It is not exactly an apartment, but it is not exactly a dorm room either.
Although many large campuses have suite style apartments, the small liberal arts college where your daughter attends does not have all of the amenities that you might find in other places. In fact, large campus suite style apartments come so well furnished that the goal is to keep students from moving large pieces of furniture in and out. On your daughter’s small Louisiana campus they use the term “furnished” rather loosely. You have the normal desks, chairs, and twin size beds in the sleeping space. The kitchen area, however, is pretty bare. And while you do not want to spend a lot of money on furniture that will likely live a rather hard life, you do want to make sure that your daughter has some nice things to help fill her space.
You have the chance to travel to the campus at the end of this school year and you would love to help her locate some pieces that she could use when she move into this not-quite-an-apartment-not-quite-a-dorm-room. You have spent some time looking at what are called furniture components. They look like they might be the perfect solution. You can purchase a couple of pieces of living room furniture that she can break into sectionals and use in a variety of ways. The wall panels and custom drawers like they might also be an option. Being able to buy some of the small furniture components now while they are available seems to make sense, and then you can add the larger pieces in the fall when she is finally able to move into her new space.
The fact that your daughter will only have one roommate next year and the fact that both girls will have their own bathroom and bedroom means that you are more willing to invest in some nicer accessories.
Are You Getting Ready to Help Furnish Your College Student’s First Apartment?

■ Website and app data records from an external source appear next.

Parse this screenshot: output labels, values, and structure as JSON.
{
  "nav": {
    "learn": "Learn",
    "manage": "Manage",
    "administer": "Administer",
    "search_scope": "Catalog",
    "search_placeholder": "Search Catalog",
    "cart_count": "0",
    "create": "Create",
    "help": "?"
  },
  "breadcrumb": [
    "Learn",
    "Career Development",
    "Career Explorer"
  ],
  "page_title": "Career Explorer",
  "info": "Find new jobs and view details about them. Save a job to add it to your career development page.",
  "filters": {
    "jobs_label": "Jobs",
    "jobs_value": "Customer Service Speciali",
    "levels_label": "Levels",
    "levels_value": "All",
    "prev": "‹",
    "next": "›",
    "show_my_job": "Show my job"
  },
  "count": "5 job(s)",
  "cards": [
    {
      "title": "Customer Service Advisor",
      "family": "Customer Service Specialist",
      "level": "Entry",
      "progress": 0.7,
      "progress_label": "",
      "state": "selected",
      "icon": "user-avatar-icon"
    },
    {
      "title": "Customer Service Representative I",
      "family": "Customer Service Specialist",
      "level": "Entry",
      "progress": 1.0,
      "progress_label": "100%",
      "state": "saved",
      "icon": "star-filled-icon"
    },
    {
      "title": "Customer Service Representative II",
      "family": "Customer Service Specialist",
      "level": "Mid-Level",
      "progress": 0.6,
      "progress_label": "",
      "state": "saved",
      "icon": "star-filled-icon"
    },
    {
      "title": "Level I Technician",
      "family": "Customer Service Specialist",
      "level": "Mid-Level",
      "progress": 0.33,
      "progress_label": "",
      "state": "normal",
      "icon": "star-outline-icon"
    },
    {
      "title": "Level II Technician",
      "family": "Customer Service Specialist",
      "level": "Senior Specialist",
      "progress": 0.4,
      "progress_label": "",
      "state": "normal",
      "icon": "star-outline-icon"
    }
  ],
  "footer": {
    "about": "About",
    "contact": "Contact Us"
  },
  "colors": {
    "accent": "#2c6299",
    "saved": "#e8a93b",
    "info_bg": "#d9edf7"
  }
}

In a time when many empty nesters are moving their college students in and out various dorm rooms and apartments, these same parents often find themselves redecorating or redesigning their own homes as well. As a couple makes plans to look at new furniture, for instance, it is sometimes easier to buy a nice new set when you know that some of your older pieces might find a home in a college dorm room or apartment.
Older modular furniture components can be broken into sectionals and worked into small study areas or even smaller dorm rooms, or they can be kept as a group and moved into a college graduates first ever apartment. Making use of use cabinet components in a different space also makes redecorating more affordable. When, for example, you update your kitchen cabinets and find a way to move your older cabinets to the garage for storage or into the basement for a new craft room you can feel a little bit better about springing for the nicer and more expensive styles.
Consider some of these facts and figures about furniture components and home decorating industry. Who knows, you might get motivated to make some changes to the most used spaces in your home:
- 35% of remodeling projects involved whole home renovations.
- 82.7% is the average return on investment (ROI) of even a minor kitchen remodel.
- 54% of future buyers are willing to pay more for a home with hardwood floors.
- 69% of all home construction jobs requested were for kitchen remodeling. According to a National Association of Home Builders survey, this makes kitchen remodeling the second most popular request.
- Even more popular than kitchen remodels, however, are the 78% of renovations that are done on bathrooms. According to a National Association of Home Builders survey, bathroom remodeling is the job most requested for home reconstruction projects.
- Cabinets typically come in standard sizes. For instance, base cabinets are 24 inches deep and 36 inches tall. On some semi-custom and custom applications, the depth may be increased to as much as 27 inches. For ease of use, most base cabinetry rests atop a four-inch recessed riser that is often called a toe kick.
Are you ready to make your remodeling plans?